But despite the harm done, Goodall maintained a sense of optimism. "My greatest hope is to inspire young people to improve the world," she said.
Reflecting on her life's work, Goodall (on a lighter note) frequently acknowledged the role her mother had in shaping her success.
"It all began for me, this journey of my life, when I was very small," said Goodall, remembering a vacation to a country farm that sparked the youngster's love for animals. She recalled hiding in a chicken coop, fascinated by the wonder of how a chicken laid eggs, as her family frantically searched for a missing Jane. When Goodall's mother finally found the little girl, her mother nurtured Jane's curiosity, instead of being mad for wandering off at the time.
"She saw my shining eyes and she told me how a chicken lays its eggs," said Goodall. "Isn't that the making of a little scientist? Asking questions, having patience, never giving up?"
From then on, Goodall said her love of animals and all living things was born and growing up, she was encouraged to read and study as much as possible. Some of her favorite reads, which she still keeps today, are copies of Tarzan and Dr. Doolittle, which she said fueled her desire to travel to Africa to work with animals.

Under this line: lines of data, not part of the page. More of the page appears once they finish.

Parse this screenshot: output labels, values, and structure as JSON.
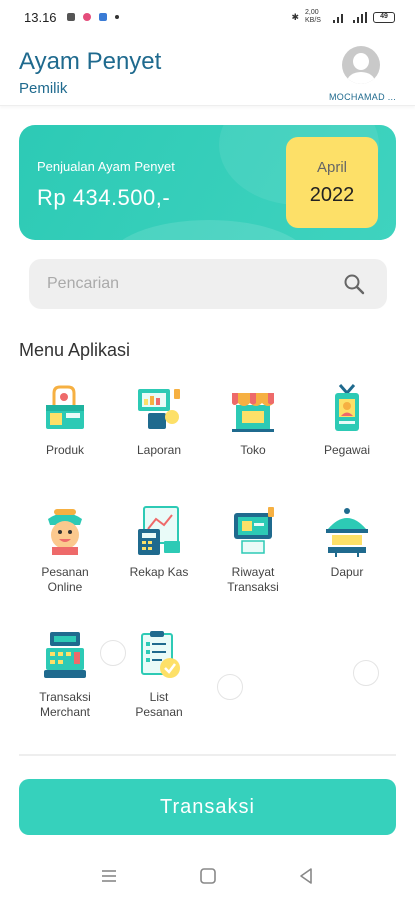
{
  "status_bar": {
    "time": "13.16",
    "net_speed": "2,00 KB/S",
    "battery": "49"
  },
  "header": {
    "title": "Ayam Penyet",
    "subtitle": "Pemilik",
    "username": "MOCHAMAD ..."
  },
  "sales_card": {
    "label": "Penjualan Ayam Penyet",
    "value": "Rp 434.500,-",
    "month": "April",
    "year": "2022",
    "colors": {
      "card": "#2dcab5",
      "month_box": "#fde068"
    }
  },
  "search": {
    "placeholder": "Pencarian",
    "value": ""
  },
  "menu": {
    "title": "Menu Aplikasi",
    "items": [
      {
        "label": "Produk",
        "icon": "produk-icon"
      },
      {
        "label": "Laporan",
        "icon": "laporan-icon"
      },
      {
        "label": "Toko",
        "icon": "toko-icon"
      },
      {
        "label": "Pegawai",
        "icon": "pegawai-icon"
      },
      {
        "label": "Pesanan\nOnline",
        "icon": "pesanan-online-icon"
      },
      {
        "label": "Rekap Kas",
        "icon": "rekap-kas-icon"
      },
      {
        "label": "Riwayat\nTransaksi",
        "icon": "riwayat-transaksi-icon"
      },
      {
        "label": "Dapur",
        "icon": "dapur-icon"
      },
      {
        "label": "Transaksi\nMerchant",
        "icon": "transaksi-merchant-icon"
      },
      {
        "label": "List\nPesanan",
        "icon": "list-pesanan-icon"
      }
    ]
  },
  "primary_button": {
    "label": "Transaksi",
    "color": "#36d1bc"
  },
  "navbar": {
    "icons": [
      "menu-icon",
      "home-square-icon",
      "back-triangle-icon"
    ]
  }
}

"He (Tarzan), married the Jane!" Goodall joked.
At 23, a school friend invited Goodall to Kenya, after working hard to book passage on a freighter. It was shortly thereafter, she met paleontologist Louis Leakey, who believed the study of apes could provide knowledge about early humans and sent Goodall to Tanzania.
Her early findings, that chimpanzees make and use tools, eat meat and engage in war-like activity, profoundly changed our understanding of what it means to be human. But, she explained, it became equally important for her to leave the jungle to become an activist. In the early 1990's, the Jane Goodall Institute of Canada was formed as a result, which built upon the Institute for Wildlife, Research, Education and Conservation that Goodall founded in 1977, in California.
"War is part of heritage," said Goodall. "But so is love, peace and altruism."
One of the ways in which Goodall inspires young people to improve the environment is through her Roots & Shoots program, which encourages youth to get involved in the protection of the environment, as well as to help people and animals. Currently, the program operates in 131 countries and includes more than 16,000 groups, and continues to grow.
"As I began to learn more about the problems of Africa, I'd realized awareness needed to be raised about people, animals and other harms we are inflicting," said Goodall, explaining this notion really struck a chord upon returning to Gombe much later on in her career and realizing the once luscious, vibrant rainforest she inhabited in the 1960's was disappearing before her eyes.
But through the work of some of her initiatives, Goodall reported the trees she once knew so well are returning. However, much more work still needs to be carried out if this disconnect between the human heart and brain we are experiencing is to be fixed, she continued.
"Even the indigenous peoples reflected on how their actions shaped future generations. Today's criteria is often based on ourselves," said Goodall.
To change this way of thinking, she cited three hopes for the future during the discussion. One, as the doctor already mentioned, was to keep on inspiring youth and remind them they can make a difference in the world. The second, as she noted, was the marvel of the human brain and intellect. Lastly, Goodall credited the resilience of nature, topped with the indomitable human spirit.
Afterwards, Goodall stayed for a book signing, where second year biology student Louisse Tolentino said listening to the doctor was "pretty powerful."
"Her (Goodall's) anecdotes about her mom being very supportive are relatable to me because my parents are pushing me to do what I want to do," said Tolentino. "I also really liked the part when she said we should focus on our humanity without forgetting nature."